▸ **Problem details**:
From the entries that follow, copy each line in which "heading" appears.

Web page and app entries
=-=-=-=-=

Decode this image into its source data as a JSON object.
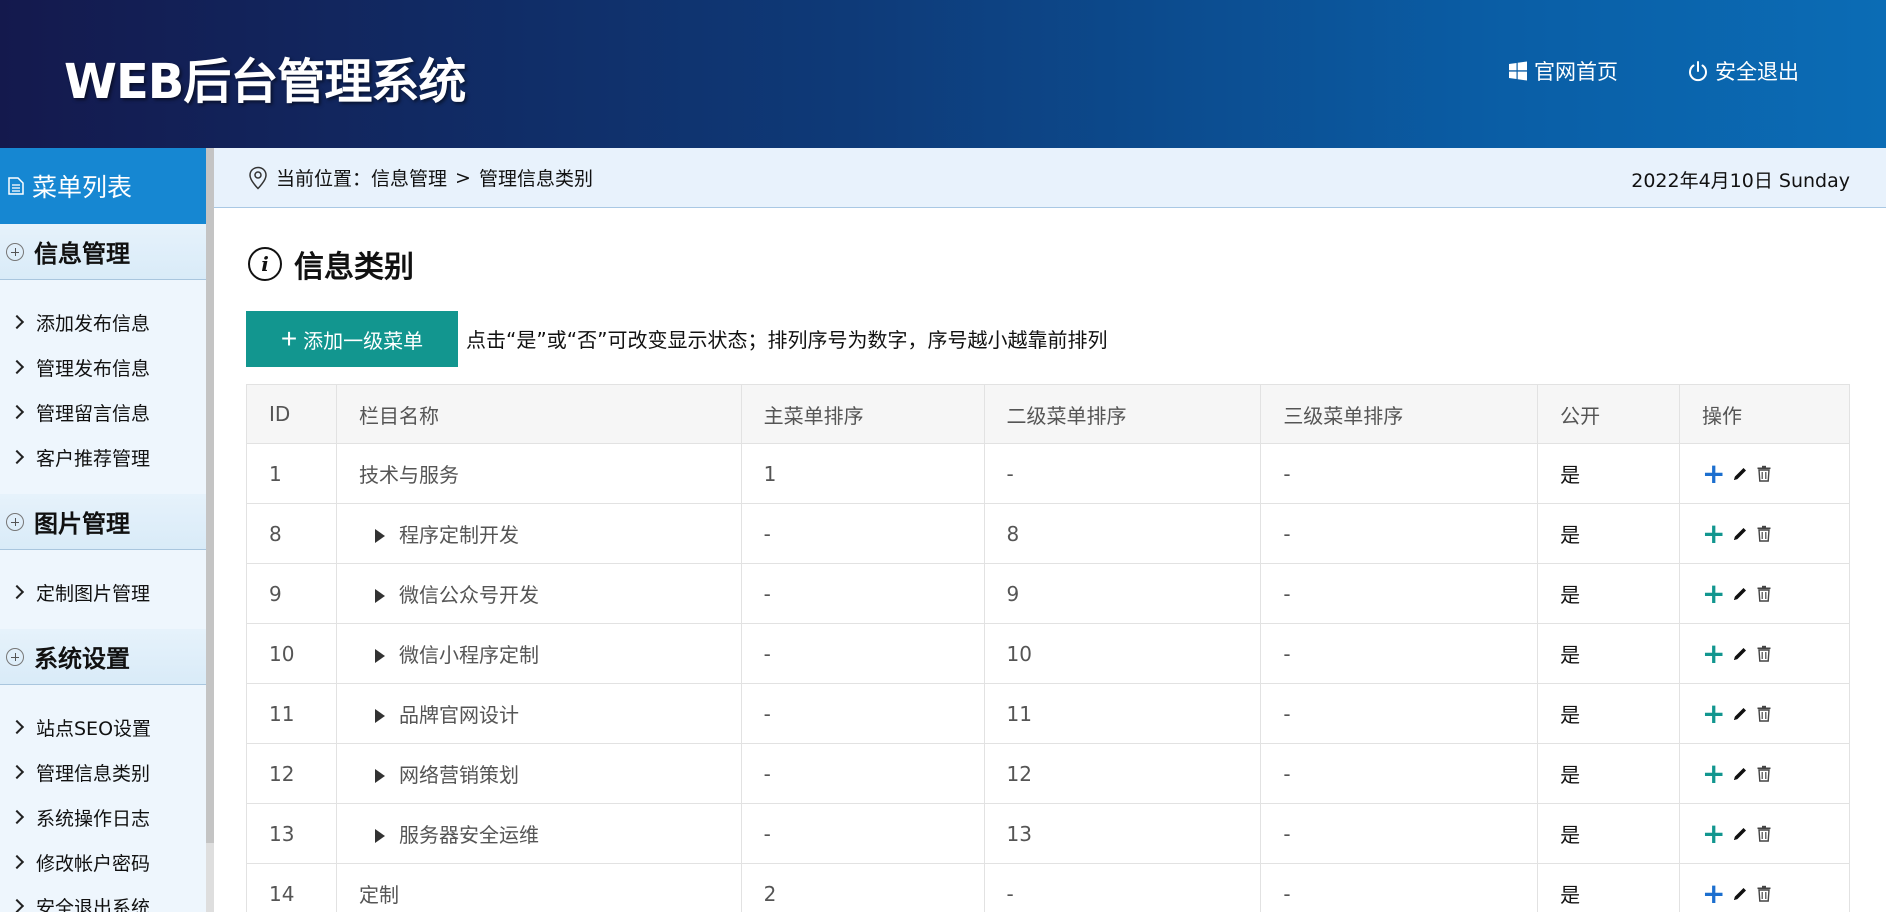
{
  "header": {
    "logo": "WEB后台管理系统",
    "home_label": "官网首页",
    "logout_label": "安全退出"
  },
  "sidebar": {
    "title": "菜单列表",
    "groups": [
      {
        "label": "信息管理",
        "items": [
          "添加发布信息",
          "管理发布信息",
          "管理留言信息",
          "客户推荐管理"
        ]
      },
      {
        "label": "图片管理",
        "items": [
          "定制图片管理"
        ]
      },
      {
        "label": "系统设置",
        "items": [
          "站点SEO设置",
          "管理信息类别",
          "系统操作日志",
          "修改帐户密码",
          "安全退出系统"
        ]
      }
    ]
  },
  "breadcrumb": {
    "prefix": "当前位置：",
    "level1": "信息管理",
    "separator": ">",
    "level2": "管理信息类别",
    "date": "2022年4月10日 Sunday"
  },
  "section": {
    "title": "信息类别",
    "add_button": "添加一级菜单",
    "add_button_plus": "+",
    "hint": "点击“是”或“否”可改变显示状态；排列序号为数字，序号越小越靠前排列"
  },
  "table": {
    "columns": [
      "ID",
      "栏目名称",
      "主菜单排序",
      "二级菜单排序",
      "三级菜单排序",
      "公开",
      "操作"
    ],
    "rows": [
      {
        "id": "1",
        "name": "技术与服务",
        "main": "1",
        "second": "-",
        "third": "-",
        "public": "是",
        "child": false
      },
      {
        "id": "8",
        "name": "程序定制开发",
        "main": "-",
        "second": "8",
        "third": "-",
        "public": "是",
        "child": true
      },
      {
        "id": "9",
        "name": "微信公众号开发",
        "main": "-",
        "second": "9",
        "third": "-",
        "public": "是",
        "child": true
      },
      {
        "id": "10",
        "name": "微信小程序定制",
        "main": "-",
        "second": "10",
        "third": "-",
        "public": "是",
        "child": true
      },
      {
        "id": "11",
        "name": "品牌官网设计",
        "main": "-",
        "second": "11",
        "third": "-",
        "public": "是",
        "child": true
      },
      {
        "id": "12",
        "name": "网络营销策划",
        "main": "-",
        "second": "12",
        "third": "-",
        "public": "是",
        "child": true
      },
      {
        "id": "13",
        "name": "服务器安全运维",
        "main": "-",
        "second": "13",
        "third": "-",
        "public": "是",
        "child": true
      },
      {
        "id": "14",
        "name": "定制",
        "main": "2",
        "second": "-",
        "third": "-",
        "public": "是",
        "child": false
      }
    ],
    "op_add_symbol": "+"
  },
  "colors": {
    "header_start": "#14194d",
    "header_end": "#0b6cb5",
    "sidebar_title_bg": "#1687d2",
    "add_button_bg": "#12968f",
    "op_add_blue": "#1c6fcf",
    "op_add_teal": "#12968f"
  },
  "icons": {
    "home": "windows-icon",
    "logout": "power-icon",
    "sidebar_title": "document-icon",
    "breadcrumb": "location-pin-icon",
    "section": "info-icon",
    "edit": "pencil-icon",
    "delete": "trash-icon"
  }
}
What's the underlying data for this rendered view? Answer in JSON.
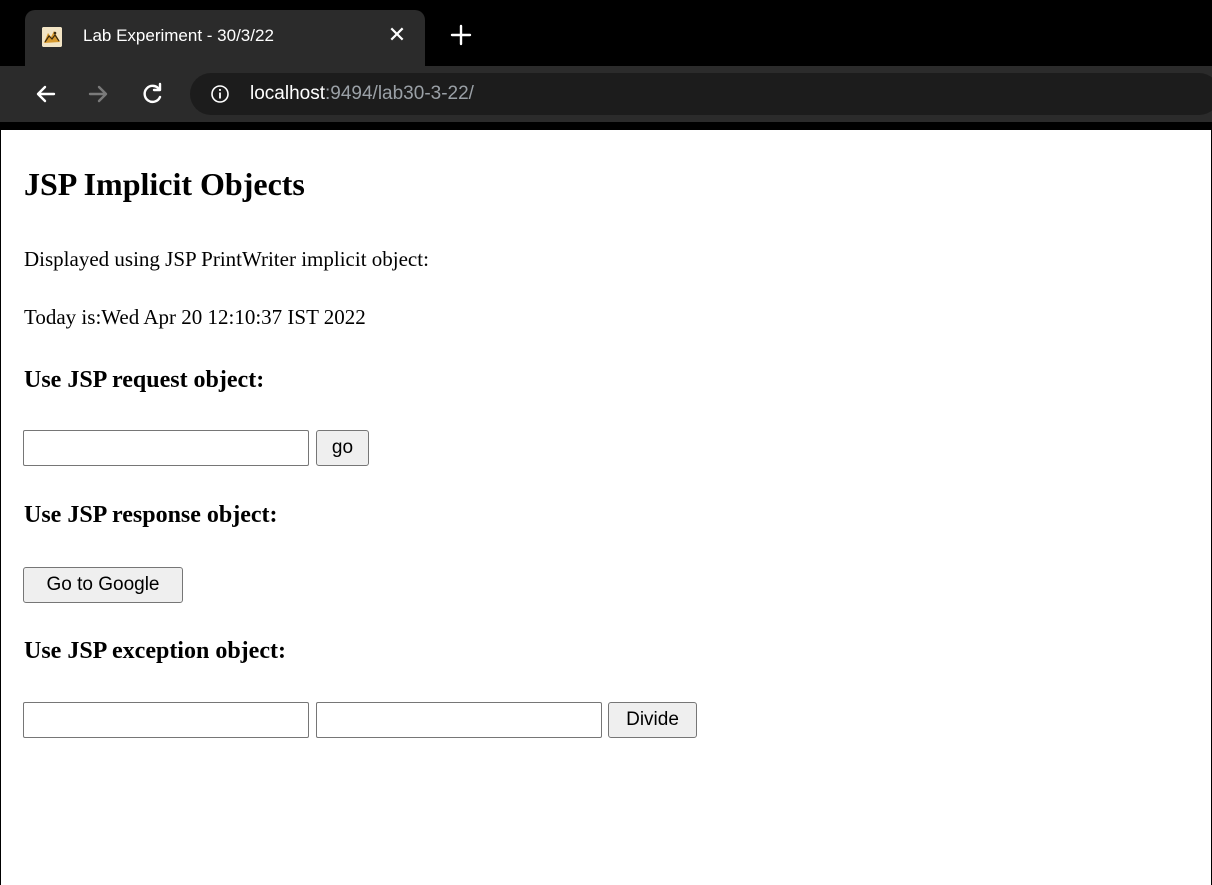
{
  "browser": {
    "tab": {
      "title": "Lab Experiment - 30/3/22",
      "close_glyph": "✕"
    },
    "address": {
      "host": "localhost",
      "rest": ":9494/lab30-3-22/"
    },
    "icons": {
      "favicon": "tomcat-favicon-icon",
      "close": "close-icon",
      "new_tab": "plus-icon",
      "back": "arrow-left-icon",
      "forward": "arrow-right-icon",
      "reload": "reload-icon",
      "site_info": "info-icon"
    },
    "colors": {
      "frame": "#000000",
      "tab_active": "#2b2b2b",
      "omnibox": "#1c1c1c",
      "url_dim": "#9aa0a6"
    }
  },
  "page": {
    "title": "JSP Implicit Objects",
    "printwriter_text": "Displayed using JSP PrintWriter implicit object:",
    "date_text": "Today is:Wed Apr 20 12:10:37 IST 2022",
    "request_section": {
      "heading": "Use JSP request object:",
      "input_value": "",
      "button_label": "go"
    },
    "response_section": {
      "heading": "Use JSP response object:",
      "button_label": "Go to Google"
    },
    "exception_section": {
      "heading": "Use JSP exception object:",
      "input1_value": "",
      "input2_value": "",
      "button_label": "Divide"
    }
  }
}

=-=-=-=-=

▸ **Solution to this task**:
      "heading": "Use JSP request object:",
      "heading": "Use JSP response object:",
      "heading": "Use JSP exception object:",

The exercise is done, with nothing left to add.